'I do not believe that a man can be truly happy unless he fully understands what he is and can act accordingly ...how can it be wrong to be happy?' These lines are taken from Will's diary, a seemingly innocuous exercise book which details his house-breaking activities. Will carefully selects houses - forty-seven so far - ensuring their owners will be in. As they cook their supper or watch television, Will (wearing surgical gloves and leaving no trace behind) enters not only their houses, but their secret lives. A secret museum, housed in his loft, is 'held together by sex'. All his trophies are carefully catalogued and he keeps a very precise diary of his activities and his thoughts. All his life Tom Kendall had lived as quietly and normally as possible ...but he gave people the creeps ...'kids didn't like him, or the cat'. When Tom discovers Will's diary he decides to adopt the same quest for happiness. Tom has problems of his own - a difficult temper, problems with his girlfriend, Maddie, and an overwhelming sense of powerlessness. Perhaps Will's diary holds the key?
'HAPPY NOW is written with a chilling perception. Settle down on the sofa with this one, but make sure you've locked the back door first' TIME OUT 'This is Iain Banks-ish territory, without the SF, but with the incest and the blood.
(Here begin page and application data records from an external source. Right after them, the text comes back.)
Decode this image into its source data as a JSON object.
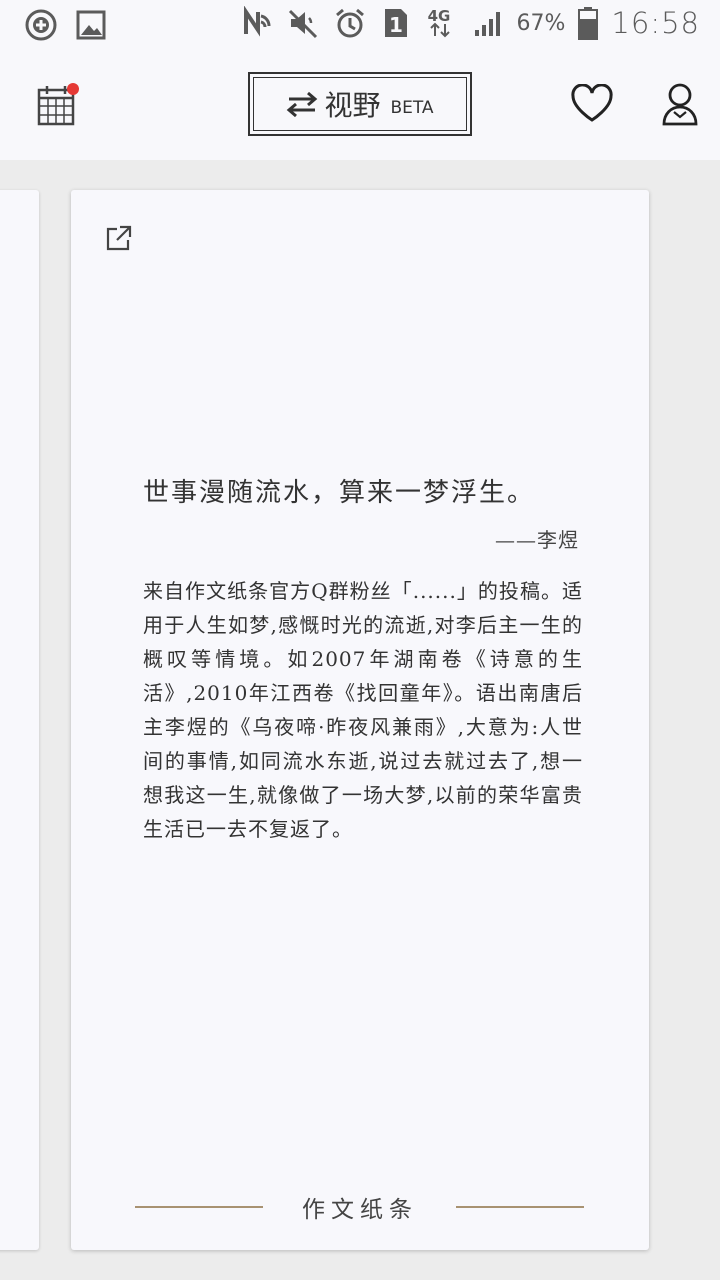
{
  "status_bar": {
    "left_icons": [
      "add-circle-icon",
      "image-icon"
    ],
    "right_icons": [
      "nfc-icon",
      "mute-icon",
      "alarm-icon",
      "sim-1-icon",
      "network-4g-icon",
      "signal-icon",
      "battery-icon"
    ],
    "network_label": "4G",
    "sim_label": "1",
    "battery_percent": "67%",
    "time": "16:58"
  },
  "app_bar": {
    "view_toggle_label": "视野",
    "view_toggle_badge": "BETA",
    "calendar_has_notification": true,
    "notification_color": "#e53935"
  },
  "card": {
    "quote": "世事漫随流水，算来一梦浮生。",
    "author": "——李煜",
    "description": "来自作文纸条官方Q群粉丝「......」的投稿。适用于人生如梦,感慨时光的流逝,对李后主一生的概叹等情境。如2007年湖南卷《诗意的生活》,2010年江西卷《找回童年》。语出南唐后主李煜的《乌夜啼·昨夜风兼雨》,大意为:人世间的事情,如同流水东逝,说过去就过去了,想一想我这一生,就像做了一场大梦,以前的荣华富贵生活已一去不复返了。",
    "footer_brand": "作文纸条",
    "accent_color": "#a89272"
  }
}
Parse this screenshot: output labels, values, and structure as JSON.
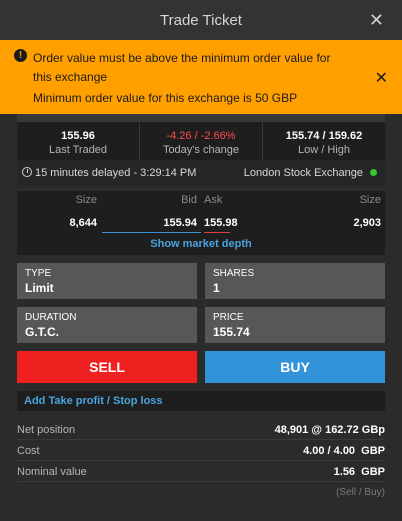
{
  "window": {
    "title": "Trade Ticket",
    "close": "✕"
  },
  "alert": {
    "line1": "Order value must be above the minimum order value for",
    "line2": "this exchange",
    "line3": "Minimum order value for this exchange is 50 GBP",
    "icon": "!",
    "close": "✕",
    "color": "#ff9f00"
  },
  "stats": {
    "last": {
      "value": "155.96",
      "label": "Last Traded"
    },
    "change": {
      "value": "-4.26 / -2.66%",
      "label": "Today's change",
      "color": "#ff4d4d"
    },
    "range": {
      "value": "155.74 / 159.62",
      "label": "Low / High"
    }
  },
  "delay": {
    "text": "15 minutes delayed - 3:29:14 PM",
    "exchange": "London Stock Exchange",
    "status_color": "#37c837"
  },
  "depth": {
    "headers": {
      "size_bid": "Size",
      "bid": "Bid",
      "ask": "Ask",
      "size_ask": "Size"
    },
    "row": {
      "size_bid": "8,644",
      "bid": "155.94",
      "ask": "155.98",
      "size_ask": "2,903"
    },
    "link": "Show market depth"
  },
  "form": {
    "type": {
      "label": "TYPE",
      "value": "Limit"
    },
    "shares": {
      "label": "SHARES",
      "value": "1"
    },
    "duration": {
      "label": "DURATION",
      "value": "G.T.C."
    },
    "price": {
      "label": "PRICE",
      "value": "155.74"
    }
  },
  "actions": {
    "sell": "SELL",
    "buy": "BUY",
    "sell_color": "#ef2020",
    "buy_color": "#3293d8"
  },
  "add_tp_sl": "Add Take profit / Stop loss",
  "summary": {
    "net_position": {
      "label": "Net position",
      "value": "48,901 @ 162.72 GBp"
    },
    "cost": {
      "label": "Cost",
      "value": "4.00 / 4.00  GBP"
    },
    "nominal": {
      "label": "Nominal value",
      "value": "1.56  GBP"
    },
    "footnote": "(Sell / Buy)"
  }
}
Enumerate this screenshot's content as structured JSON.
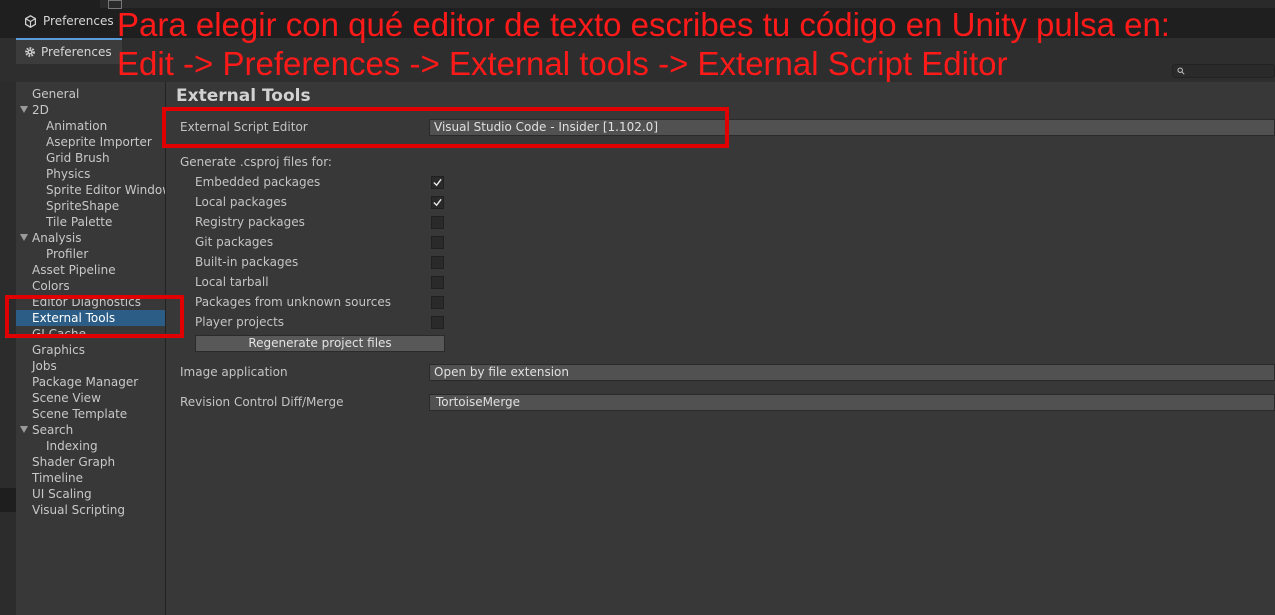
{
  "window": {
    "tab_title": "Preferences"
  },
  "panel": {
    "tab_title": "Preferences"
  },
  "overlay": {
    "line1": "Para elegir con qué editor de texto escribes tu código en Unity pulsa en:",
    "line2": "Edit -> Preferences -> External tools -> External Script Editor",
    "color": "#ff1a1a"
  },
  "sidebar": {
    "items": [
      {
        "label": "General",
        "indent": 1,
        "expanded": false
      },
      {
        "label": "2D",
        "indent": 1,
        "expanded": true
      },
      {
        "label": "Animation",
        "indent": 2
      },
      {
        "label": "Aseprite Importer",
        "indent": 2
      },
      {
        "label": "Grid Brush",
        "indent": 2
      },
      {
        "label": "Physics",
        "indent": 2
      },
      {
        "label": "Sprite Editor Window",
        "indent": 2
      },
      {
        "label": "SpriteShape",
        "indent": 2
      },
      {
        "label": "Tile Palette",
        "indent": 2
      },
      {
        "label": "Analysis",
        "indent": 1,
        "expanded": true
      },
      {
        "label": "Profiler",
        "indent": 2
      },
      {
        "label": "Asset Pipeline",
        "indent": 1
      },
      {
        "label": "Colors",
        "indent": 1
      },
      {
        "label": "Editor Diagnostics",
        "indent": 1
      },
      {
        "label": "External Tools",
        "indent": 1,
        "selected": true
      },
      {
        "label": "GI Cache",
        "indent": 1
      },
      {
        "label": "Graphics",
        "indent": 1
      },
      {
        "label": "Jobs",
        "indent": 1
      },
      {
        "label": "Package Manager",
        "indent": 1
      },
      {
        "label": "Scene View",
        "indent": 1
      },
      {
        "label": "Scene Template",
        "indent": 1
      },
      {
        "label": "Search",
        "indent": 1,
        "expanded": true
      },
      {
        "label": "Indexing",
        "indent": 2
      },
      {
        "label": "Shader Graph",
        "indent": 1
      },
      {
        "label": "Timeline",
        "indent": 1
      },
      {
        "label": "UI Scaling",
        "indent": 1
      },
      {
        "label": "Visual Scripting",
        "indent": 1
      }
    ],
    "selected_color": "#2c5d87"
  },
  "main": {
    "title": "External Tools",
    "external_script_editor": {
      "label": "External Script Editor",
      "value": "Visual Studio Code - Insider [1.102.0]"
    },
    "generate_label": "Generate .csproj files for:",
    "packages": [
      {
        "label": "Embedded packages",
        "checked": true
      },
      {
        "label": "Local packages",
        "checked": true
      },
      {
        "label": "Registry packages",
        "checked": false
      },
      {
        "label": "Git packages",
        "checked": false
      },
      {
        "label": "Built-in packages",
        "checked": false
      },
      {
        "label": "Local tarball",
        "checked": false
      },
      {
        "label": "Packages from unknown sources",
        "checked": false
      },
      {
        "label": "Player projects",
        "checked": false
      }
    ],
    "regenerate_button": "Regenerate project files",
    "image_application": {
      "label": "Image application",
      "value": "Open by file extension"
    },
    "revision_control": {
      "label": "Revision Control Diff/Merge",
      "value": "TortoiseMerge"
    }
  }
}
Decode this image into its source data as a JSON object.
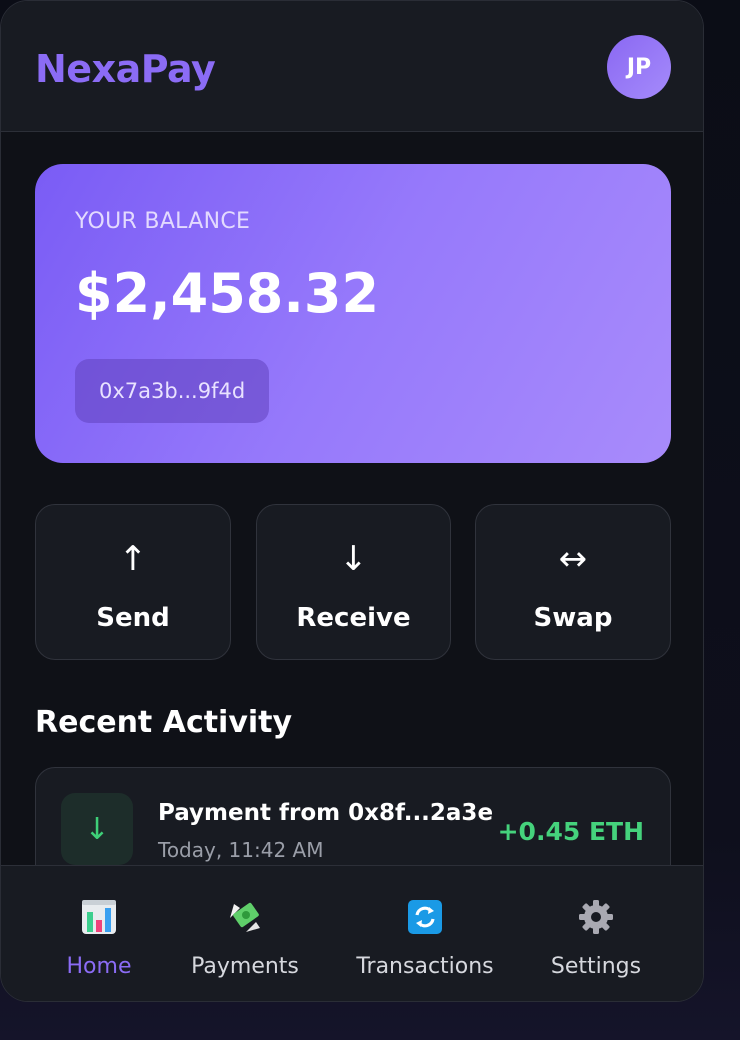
{
  "app": {
    "brand": "NexaPay",
    "avatar_initials": "JP"
  },
  "balance": {
    "label": "YOUR BALANCE",
    "amount": "$2,458.32",
    "address": "0x7a3b...9f4d"
  },
  "actions": [
    {
      "glyph": "↑",
      "label": "Send",
      "icon": "arrow-up-icon"
    },
    {
      "glyph": "↓",
      "label": "Receive",
      "icon": "arrow-down-icon"
    },
    {
      "glyph": "↔",
      "label": "Swap",
      "icon": "swap-arrows-icon"
    }
  ],
  "activity": {
    "title": "Recent Activity",
    "items": [
      {
        "glyph": "↓",
        "title": "Payment from 0x8f...2a3e",
        "time": "Today, 11:42 AM",
        "amount": "+0.45 ETH",
        "amount_color": "#45d27c"
      }
    ]
  },
  "nav": {
    "items": [
      {
        "label": "Home",
        "icon": "bar-chart-icon",
        "active": true
      },
      {
        "label": "Payments",
        "icon": "money-wings-icon",
        "active": false
      },
      {
        "label": "Transactions",
        "icon": "refresh-arrows-icon",
        "active": false
      },
      {
        "label": "Settings",
        "icon": "gear-icon",
        "active": false
      }
    ]
  },
  "colors": {
    "accent": "#8b6cf5",
    "background": "#0f1117",
    "surface": "#181b22",
    "positive": "#45d27c"
  }
}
Higson can build up a tense, nifty plot, and has the kind of ear for middle-England angst that more established writers should be jealous of.' Nicholas Lezard, GQ 'an off-beat, atmospheric novel with an underlying, quite subtle wit... Higson's a genius' MIRROR 'Higson manages to balance the extremely anti-social and mentally unstable characters with a very dark wit, so it's not only the macabre details which make this such compelling reading.' THE LIST 'Funny, fast-moving and very readable.' THE EXAMINER (IRELAND)